++++ DATA FOR THE TASK

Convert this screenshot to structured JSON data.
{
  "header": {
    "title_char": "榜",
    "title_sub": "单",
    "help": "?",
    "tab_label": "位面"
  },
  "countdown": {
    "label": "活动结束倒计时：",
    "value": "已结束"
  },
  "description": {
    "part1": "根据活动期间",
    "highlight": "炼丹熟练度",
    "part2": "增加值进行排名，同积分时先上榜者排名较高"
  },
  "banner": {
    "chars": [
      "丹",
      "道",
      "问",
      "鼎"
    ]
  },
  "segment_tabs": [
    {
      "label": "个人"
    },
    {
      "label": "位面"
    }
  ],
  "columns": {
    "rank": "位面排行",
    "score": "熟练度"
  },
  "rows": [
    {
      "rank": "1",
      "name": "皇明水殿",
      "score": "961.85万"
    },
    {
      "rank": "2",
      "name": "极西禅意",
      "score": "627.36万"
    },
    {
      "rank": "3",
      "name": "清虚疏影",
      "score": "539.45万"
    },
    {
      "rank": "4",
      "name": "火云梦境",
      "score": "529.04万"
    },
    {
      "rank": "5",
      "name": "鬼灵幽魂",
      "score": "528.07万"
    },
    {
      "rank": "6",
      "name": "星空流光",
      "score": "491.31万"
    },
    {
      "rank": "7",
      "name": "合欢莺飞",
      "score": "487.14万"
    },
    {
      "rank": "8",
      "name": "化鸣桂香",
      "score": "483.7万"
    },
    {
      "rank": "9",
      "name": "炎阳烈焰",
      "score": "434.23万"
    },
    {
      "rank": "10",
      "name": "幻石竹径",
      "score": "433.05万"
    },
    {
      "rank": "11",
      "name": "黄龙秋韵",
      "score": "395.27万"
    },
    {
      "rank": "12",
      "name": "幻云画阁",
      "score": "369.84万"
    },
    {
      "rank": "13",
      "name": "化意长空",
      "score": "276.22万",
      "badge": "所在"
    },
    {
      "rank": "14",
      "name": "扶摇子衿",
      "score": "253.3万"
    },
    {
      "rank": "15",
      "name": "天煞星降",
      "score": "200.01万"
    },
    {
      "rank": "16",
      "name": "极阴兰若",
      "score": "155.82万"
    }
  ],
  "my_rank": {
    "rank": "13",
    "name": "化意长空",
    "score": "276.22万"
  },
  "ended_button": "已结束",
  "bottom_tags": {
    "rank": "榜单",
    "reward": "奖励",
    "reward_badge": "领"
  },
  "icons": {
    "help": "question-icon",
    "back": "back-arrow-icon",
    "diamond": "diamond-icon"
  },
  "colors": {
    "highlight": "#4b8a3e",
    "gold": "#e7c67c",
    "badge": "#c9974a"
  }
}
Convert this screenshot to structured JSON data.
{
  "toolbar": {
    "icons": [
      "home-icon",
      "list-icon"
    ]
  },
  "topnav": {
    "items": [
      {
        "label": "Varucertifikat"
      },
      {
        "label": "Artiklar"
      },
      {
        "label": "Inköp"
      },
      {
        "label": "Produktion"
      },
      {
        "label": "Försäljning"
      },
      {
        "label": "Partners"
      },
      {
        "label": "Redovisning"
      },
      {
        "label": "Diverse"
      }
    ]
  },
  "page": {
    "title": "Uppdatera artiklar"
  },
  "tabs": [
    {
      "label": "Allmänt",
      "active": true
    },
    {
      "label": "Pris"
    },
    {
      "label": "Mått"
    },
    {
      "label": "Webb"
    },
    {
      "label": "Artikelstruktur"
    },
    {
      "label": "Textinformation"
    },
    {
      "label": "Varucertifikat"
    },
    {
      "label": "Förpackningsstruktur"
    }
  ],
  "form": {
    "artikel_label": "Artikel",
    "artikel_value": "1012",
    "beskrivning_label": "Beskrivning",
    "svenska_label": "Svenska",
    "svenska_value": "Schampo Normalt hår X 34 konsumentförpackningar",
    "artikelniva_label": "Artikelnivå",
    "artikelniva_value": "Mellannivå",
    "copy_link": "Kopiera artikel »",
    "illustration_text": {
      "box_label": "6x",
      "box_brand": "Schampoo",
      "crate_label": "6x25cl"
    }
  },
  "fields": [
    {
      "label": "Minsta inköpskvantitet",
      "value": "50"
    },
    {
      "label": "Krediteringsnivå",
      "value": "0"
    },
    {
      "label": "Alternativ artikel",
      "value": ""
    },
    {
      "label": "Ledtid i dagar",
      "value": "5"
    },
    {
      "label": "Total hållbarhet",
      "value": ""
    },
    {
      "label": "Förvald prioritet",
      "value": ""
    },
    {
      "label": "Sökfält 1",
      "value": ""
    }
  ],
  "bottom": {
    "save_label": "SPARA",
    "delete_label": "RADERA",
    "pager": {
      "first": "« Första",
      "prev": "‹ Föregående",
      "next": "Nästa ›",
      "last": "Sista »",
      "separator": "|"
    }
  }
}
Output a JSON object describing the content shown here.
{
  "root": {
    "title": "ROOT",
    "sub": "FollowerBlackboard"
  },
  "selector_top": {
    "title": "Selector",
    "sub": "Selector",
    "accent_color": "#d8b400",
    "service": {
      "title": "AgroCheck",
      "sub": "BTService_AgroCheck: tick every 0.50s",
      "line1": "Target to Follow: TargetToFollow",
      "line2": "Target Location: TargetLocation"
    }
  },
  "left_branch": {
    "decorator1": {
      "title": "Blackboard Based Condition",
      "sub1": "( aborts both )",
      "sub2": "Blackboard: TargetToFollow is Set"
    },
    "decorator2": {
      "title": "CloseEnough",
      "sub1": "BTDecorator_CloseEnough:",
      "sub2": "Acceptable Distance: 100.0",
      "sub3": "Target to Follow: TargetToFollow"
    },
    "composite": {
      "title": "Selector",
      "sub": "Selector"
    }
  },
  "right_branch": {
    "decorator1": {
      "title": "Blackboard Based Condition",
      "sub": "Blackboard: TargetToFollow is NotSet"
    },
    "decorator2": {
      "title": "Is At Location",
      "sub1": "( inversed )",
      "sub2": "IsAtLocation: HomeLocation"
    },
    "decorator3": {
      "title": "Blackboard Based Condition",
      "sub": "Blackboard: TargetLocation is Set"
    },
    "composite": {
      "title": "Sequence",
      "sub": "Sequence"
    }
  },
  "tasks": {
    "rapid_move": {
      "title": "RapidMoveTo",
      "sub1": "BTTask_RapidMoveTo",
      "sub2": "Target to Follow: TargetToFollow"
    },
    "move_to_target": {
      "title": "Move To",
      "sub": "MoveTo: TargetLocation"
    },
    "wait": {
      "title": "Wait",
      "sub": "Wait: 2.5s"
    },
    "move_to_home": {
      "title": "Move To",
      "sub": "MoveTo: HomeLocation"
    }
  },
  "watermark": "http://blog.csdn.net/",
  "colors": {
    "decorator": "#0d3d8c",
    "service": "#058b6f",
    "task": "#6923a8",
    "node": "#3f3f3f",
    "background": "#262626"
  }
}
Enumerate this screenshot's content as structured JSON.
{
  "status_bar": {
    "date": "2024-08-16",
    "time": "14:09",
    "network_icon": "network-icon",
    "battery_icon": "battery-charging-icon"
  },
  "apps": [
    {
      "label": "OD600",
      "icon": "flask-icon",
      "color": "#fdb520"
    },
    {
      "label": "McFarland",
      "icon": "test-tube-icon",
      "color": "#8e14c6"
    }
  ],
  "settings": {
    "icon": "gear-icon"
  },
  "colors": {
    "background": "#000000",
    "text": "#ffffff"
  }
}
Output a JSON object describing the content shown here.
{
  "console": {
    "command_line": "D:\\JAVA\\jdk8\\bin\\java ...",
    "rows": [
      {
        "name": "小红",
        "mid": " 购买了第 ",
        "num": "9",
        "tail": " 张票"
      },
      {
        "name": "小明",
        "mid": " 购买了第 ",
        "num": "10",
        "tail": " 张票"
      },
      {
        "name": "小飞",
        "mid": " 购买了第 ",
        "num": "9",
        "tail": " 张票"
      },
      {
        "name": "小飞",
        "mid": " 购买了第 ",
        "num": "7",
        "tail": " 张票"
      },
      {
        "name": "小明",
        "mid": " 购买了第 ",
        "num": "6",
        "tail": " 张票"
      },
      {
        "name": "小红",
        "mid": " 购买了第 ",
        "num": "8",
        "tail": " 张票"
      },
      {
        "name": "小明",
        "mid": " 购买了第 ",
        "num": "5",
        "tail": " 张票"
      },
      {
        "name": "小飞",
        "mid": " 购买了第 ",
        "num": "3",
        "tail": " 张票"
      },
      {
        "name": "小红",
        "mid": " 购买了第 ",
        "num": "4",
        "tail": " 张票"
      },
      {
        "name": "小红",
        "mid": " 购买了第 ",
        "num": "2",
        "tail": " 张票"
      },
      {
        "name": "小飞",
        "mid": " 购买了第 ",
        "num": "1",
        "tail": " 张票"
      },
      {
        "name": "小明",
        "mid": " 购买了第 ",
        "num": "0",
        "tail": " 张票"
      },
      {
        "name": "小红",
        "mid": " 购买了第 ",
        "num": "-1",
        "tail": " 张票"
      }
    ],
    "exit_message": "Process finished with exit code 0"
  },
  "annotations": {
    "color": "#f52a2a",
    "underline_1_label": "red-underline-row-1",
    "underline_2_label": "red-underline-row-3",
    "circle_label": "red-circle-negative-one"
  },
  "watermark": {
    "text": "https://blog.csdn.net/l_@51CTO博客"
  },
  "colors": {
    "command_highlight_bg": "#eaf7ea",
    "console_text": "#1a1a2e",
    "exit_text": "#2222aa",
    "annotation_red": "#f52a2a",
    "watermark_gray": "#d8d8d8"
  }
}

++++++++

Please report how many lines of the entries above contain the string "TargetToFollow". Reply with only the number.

5